Quadruple world champion Alain Prost told France's Europe 1 radio that he was "very surprised" to hear about the comeback.
"I don't understand his decision, but I respect it," said the Frenchman. "Three years ago he stopped, he put on a little weight and he's getting over his motorbike accident.
"It is a slightly odd decision and a big challenge. Perhaps he just wanted to help Ferrari, because the test drivers Gene and Badoer have done some grands prix but there are clearly not as fast (as Schumacher)," Prost added.
Money no role in Schu comeback decision - manager
(GMM) Michael Schumacher's manager has denied rumors the German pledged to replace Felipe Massa in exchange for a new 5m euros per year contract to retain his Ferrari advisory role.
"No. We haven't spoken about that yet," Willi Weber told the Bild Zeitung newspaper.
It has been rumored that Schumacher agreed to not be paid for his driving so long as Ferrari renewed the consultancy role, but also that the seven time world champion may be receiving a multi-million euro sum per grand prix he substitutes for the injured Massa.
"In all honestly, we haven't spoken about money and nor will we do so in the coming weeks," Weber insists. "At the moment that's not important."
However, when reminded that a driver managed by Weber has never in the past raced for free, the 67-year-old answered: "And the same is true for the future as well."
Massa to return home to Brazil on Sunday
(GMM) Felipe Massa is scheduled to board a private plane bound for his home in Sao Paulo on Sunday, according to the latest reports.
It had been suggested that his hospital stay in Budapest might continue into next week, or that he be transferred to the Pitie-Salpetriere in Paris.
But the latest suggestion is that, at the end of a few days out of intensive care and under observation in a normal hospital room, the AEK in central Budapest will be satisfied to see the 28-year-old check out at the end of the forthcoming weekend.
He will travel by helicopter to the local airport, where a private jet will fly to Brazil, hospital director Istvan Szilvassy is quoted as saying by Hungarian television Magyar Televizio.

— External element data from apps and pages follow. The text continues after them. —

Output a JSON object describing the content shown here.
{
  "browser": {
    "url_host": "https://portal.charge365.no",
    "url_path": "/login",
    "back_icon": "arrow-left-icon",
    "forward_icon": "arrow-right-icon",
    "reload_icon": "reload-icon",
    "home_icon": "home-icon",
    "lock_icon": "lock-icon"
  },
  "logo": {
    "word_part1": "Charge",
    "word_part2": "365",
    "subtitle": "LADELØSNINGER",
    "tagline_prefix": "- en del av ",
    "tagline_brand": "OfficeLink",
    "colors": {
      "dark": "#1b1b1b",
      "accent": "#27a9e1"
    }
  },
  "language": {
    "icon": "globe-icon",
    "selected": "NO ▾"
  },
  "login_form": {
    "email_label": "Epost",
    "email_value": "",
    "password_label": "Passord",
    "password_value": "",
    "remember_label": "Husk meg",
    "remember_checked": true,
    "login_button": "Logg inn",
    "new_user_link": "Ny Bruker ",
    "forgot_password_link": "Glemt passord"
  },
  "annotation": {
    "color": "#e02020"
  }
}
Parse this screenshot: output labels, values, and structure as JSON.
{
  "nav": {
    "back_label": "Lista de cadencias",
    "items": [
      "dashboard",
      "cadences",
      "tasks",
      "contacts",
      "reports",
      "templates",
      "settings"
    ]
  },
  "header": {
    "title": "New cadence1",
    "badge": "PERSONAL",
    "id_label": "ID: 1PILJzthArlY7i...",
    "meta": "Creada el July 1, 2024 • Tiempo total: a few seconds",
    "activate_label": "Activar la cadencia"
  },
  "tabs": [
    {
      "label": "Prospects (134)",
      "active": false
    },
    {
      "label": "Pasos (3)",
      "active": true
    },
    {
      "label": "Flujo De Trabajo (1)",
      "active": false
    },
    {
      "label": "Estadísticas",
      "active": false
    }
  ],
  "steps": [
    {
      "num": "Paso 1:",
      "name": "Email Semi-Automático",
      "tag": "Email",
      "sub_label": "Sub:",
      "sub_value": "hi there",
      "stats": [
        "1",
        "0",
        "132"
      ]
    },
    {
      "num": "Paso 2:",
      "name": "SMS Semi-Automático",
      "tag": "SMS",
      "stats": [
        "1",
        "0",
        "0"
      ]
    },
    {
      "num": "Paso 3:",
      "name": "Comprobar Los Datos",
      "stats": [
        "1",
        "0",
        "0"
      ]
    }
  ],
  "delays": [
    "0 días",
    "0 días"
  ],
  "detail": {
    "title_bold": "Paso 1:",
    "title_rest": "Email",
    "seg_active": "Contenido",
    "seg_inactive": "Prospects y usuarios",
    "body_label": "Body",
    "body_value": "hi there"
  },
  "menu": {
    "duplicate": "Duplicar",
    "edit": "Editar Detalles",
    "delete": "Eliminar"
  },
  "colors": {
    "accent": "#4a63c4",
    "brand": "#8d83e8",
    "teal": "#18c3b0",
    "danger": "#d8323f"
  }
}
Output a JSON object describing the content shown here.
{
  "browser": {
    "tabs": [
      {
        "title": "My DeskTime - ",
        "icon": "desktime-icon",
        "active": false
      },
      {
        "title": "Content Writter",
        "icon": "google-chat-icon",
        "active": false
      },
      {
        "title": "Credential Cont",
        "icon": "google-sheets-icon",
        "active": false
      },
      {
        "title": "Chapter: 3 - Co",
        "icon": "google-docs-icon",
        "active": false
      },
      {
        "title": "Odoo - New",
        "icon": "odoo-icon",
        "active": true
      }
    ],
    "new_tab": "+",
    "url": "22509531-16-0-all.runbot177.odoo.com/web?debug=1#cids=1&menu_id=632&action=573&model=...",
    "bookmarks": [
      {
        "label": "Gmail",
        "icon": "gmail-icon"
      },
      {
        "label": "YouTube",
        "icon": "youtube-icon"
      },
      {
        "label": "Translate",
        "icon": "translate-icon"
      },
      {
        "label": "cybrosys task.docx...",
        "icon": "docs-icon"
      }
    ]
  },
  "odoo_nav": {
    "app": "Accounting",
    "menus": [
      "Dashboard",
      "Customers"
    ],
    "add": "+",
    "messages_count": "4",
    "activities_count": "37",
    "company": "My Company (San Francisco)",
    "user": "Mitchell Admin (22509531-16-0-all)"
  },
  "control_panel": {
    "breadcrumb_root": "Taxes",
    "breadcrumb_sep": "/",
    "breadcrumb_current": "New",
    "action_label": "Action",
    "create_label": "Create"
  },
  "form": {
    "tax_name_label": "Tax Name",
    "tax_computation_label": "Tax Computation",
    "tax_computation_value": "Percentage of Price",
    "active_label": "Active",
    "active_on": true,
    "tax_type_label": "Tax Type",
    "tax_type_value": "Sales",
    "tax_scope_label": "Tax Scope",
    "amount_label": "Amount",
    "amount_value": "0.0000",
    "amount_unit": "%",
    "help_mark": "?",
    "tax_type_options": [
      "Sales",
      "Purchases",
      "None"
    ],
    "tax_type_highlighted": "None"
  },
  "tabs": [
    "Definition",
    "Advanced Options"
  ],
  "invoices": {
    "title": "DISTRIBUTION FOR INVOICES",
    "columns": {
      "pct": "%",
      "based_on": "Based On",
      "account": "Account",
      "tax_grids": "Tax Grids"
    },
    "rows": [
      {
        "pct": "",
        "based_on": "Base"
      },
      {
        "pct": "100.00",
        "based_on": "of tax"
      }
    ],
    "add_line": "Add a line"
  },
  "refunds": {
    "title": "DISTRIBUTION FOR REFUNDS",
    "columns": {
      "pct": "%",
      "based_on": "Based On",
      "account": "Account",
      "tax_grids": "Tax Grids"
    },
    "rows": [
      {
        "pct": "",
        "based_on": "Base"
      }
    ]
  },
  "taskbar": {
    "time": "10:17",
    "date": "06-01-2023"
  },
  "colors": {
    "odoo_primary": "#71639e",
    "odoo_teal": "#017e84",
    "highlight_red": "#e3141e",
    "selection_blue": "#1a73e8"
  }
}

After some days at home he will then travel to the Paris hospital to receive the rehabilitation treatment of Dr Gerard Saillant, who has treated Michael Schumacher and Ronaldo in the past.
"His condition is appropriate, he does not have any serious neurological symptoms at the moment. I think the early phases of rehabilitation can start now," AEK neurologist Attila Toth added.
Earlier, in his daily media update, the Ferrari driver's personal doctor Dino Altman said Massa looked "like a boxer" but was recovering well.
"He talks a lot and is cracking jokes," Altman said, revealing that when he heard Schumacher would replace him at Valencia, Massa answered: "We'll see if I let him drive my car!"
"Racing is all he can think of," Dr Altman added.
"There's nothing to worry about, and no further operations are forecast. He remembers everything starting from Saturday, except for the crash of which he can't remember anything.
"He knows what day is today, and he also knows that for two or three days he wasn't conscious, and he can remember his position in qualifying prior to the accident," Altman said.